Powered by NewsLook.com
Man Claims He Found Loch Ness Monster With... Apple Maps?

Man Claims He Found Loch Ness Monster With... Apple Maps?

Newsy (Apr. 18, 2014) Andy Dixon showed the Daily Mail a screenshot of what he believes to be the mythical beast swimming just below the lake's surface. Video provided by Newsy
Powered by NewsLook.com
First Ever 'Female Penis' Discovered In Animal Kingdom

First Ever 'Female Penis' Discovered In Animal Kingdom

Newsy (Apr. 18, 2014) Not only are these newly discovered bugs' sex organs reversed, but they also mate for up to 70 hours. Video provided by Newsy
Powered by NewsLook.com
Ark. Man Finds 6-Carat Diamond At State Park

Ark. Man Finds 6-Carat Diamond At State Park

Newsy (Apr. 18, 2014) An Arkansas man has found a nearly 6.2-carat diamond, which he dubbed "The Limitless Diamond," at the Crater of Diamonds State Park. Video provided by Newsy
Powered by NewsLook.com

Search ScienceDaily

Number of stories in archives: 140,361

Find with keyword(s):
Enter a keyword or phrase to search ScienceDaily for related topics and research stories.

Save/Print:
Share:

Breaking News:
from the past week

In Other News

... from NewsDaily.com

Science News

Health News

Environment News

Technology News



Save/Print:
Share:

Free Subscriptions


Get the latest science news with ScienceDaily's free email newsletters, updated daily and weekly. Or view hourly updated newsfeeds in your RSS reader:

Get Social & Mobile


Keep up to date with the latest news from ScienceDaily via social networks and mobile apps:

Have Feedback?

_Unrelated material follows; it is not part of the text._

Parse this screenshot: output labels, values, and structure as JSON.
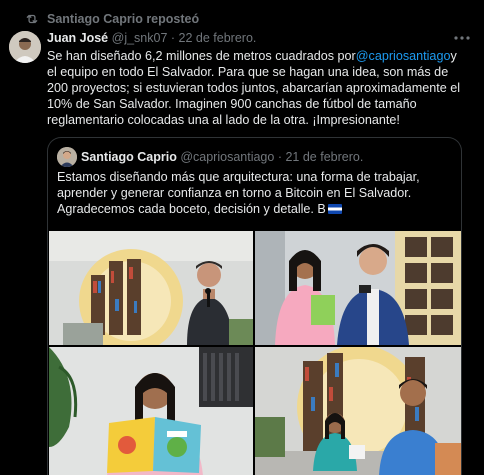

Tell us what you think of ScienceDaily -- we welcome both positive and negative comments. Have any problems using the site? Questions?
Mobile: iPhone Android Web
Follow: Facebook Twitter Google+
Subscribe: RSS Feeds Email Newsletters
Latest Headlines Health & Medicine Mind & Brain Space & Time Matter & Energy Computers & Math Plants & Animals Earth & Climate Fossils & Ruins